* _Directions_
In the material below, the lines containing the word "icon" are required; copy each of them.

§ §

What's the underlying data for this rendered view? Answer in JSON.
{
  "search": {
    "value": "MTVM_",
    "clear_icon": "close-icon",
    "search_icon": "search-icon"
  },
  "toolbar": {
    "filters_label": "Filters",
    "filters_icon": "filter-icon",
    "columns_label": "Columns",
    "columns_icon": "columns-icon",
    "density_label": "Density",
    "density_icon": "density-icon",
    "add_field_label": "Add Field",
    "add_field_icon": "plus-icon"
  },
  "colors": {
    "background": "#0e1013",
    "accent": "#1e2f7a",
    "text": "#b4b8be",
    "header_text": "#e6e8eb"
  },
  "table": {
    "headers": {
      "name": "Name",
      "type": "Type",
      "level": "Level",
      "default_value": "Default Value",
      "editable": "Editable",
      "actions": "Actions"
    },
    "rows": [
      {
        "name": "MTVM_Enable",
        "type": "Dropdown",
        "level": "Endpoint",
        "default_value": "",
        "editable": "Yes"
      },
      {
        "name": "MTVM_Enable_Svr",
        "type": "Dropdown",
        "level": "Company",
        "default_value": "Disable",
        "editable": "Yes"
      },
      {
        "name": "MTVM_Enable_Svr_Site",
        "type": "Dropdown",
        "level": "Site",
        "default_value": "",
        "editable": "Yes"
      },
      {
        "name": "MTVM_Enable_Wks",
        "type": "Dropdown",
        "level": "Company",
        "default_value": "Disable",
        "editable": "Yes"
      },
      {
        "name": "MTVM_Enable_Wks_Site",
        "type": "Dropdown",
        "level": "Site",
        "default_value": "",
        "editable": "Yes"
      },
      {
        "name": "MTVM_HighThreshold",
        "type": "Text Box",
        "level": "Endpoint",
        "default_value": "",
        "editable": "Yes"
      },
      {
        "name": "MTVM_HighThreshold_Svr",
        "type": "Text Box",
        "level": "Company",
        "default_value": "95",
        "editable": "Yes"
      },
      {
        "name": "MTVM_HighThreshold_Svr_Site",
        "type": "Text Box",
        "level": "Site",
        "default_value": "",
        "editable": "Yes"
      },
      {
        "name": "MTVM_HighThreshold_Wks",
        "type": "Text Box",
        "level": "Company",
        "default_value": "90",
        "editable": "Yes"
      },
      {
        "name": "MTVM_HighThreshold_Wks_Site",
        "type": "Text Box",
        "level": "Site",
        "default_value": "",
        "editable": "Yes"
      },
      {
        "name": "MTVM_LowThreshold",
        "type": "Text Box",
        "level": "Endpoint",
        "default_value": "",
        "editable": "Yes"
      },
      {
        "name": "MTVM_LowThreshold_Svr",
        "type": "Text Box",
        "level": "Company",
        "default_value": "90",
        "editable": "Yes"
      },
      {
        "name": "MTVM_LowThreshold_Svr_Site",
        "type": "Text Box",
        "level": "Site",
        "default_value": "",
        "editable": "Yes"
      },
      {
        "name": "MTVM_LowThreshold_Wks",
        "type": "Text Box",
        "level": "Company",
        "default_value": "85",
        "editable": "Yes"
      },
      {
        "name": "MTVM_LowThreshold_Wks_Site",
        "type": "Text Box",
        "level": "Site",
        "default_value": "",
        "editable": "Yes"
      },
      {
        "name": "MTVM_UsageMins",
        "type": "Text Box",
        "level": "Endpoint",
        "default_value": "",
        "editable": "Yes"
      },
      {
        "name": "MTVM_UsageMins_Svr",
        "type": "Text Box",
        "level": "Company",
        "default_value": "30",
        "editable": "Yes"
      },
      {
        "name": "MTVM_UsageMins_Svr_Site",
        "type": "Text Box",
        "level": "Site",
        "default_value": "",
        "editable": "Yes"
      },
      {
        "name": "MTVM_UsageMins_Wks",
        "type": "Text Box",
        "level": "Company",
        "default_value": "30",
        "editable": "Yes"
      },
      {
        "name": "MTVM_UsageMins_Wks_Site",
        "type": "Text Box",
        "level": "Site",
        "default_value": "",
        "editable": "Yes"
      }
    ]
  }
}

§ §

* _Response area_
    "clear_icon": "close-icon",
    "search_icon": "search-icon"
    "filters_icon": "filter-icon",
    "columns_icon": "columns-icon",
    "density_icon": "density-icon",
    "add_field_icon": "plus-icon"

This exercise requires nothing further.